=== Section Start ===

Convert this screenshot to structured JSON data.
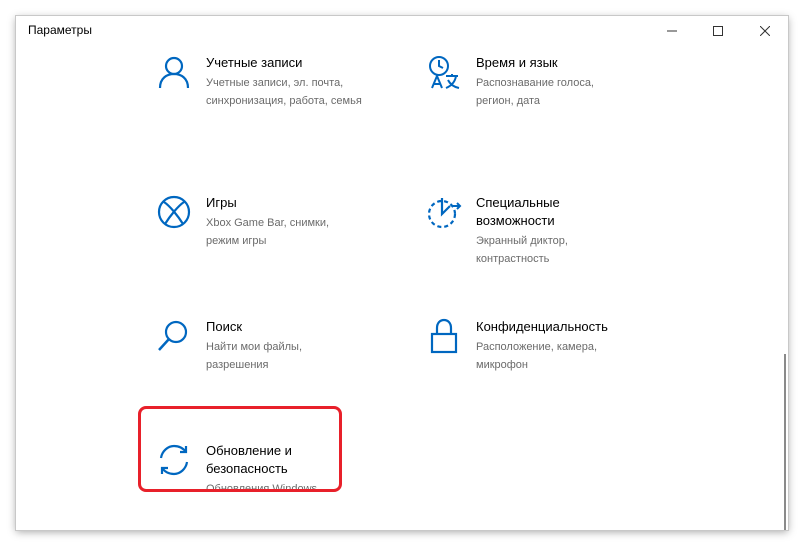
{
  "window": {
    "title": "Параметры",
    "controls": {
      "minimize": "minimize-icon",
      "maximize": "maximize-icon",
      "close": "close-icon"
    }
  },
  "accent_color": "#0067c0",
  "highlight_color": "#e8202a",
  "tiles": [
    {
      "name": "Учетные записи",
      "desc": [
        "Учетные записи, эл. почта,",
        "синхронизация, работа, семья"
      ],
      "icon": "person-icon"
    },
    {
      "name": "Время и язык",
      "desc": [
        "Распознавание голоса,",
        "регион, дата"
      ],
      "icon": "time-language-icon"
    },
    {
      "name": "Игры",
      "desc": [
        "Xbox Game Bar, снимки,",
        "режим игры"
      ],
      "icon": "xbox-icon"
    },
    {
      "name": [
        "Специальные",
        "возможности"
      ],
      "desc": [
        "Экранный диктор,",
        "контрастность"
      ],
      "icon": "ease-of-access-icon"
    },
    {
      "name": "Поиск",
      "desc": [
        "Найти мои файлы,",
        "разрешения"
      ],
      "icon": "search-icon"
    },
    {
      "name": "Конфиденциальность",
      "desc": [
        "Расположение, камера,",
        "микрофон"
      ],
      "icon": "lock-icon"
    },
    {
      "name": [
        "Обновление и",
        "безопасность"
      ],
      "desc": [
        "Обновления Windows"
      ],
      "icon": "sync-icon"
    }
  ]
}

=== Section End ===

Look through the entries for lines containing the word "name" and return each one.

THE ANSWER.
      "name": "Учетные записи",
      "name": "Время и язык",
      "name": "Игры",
      "name": [
      "name": "Поиск",
      "name": "Конфиденциальность",
      "name": [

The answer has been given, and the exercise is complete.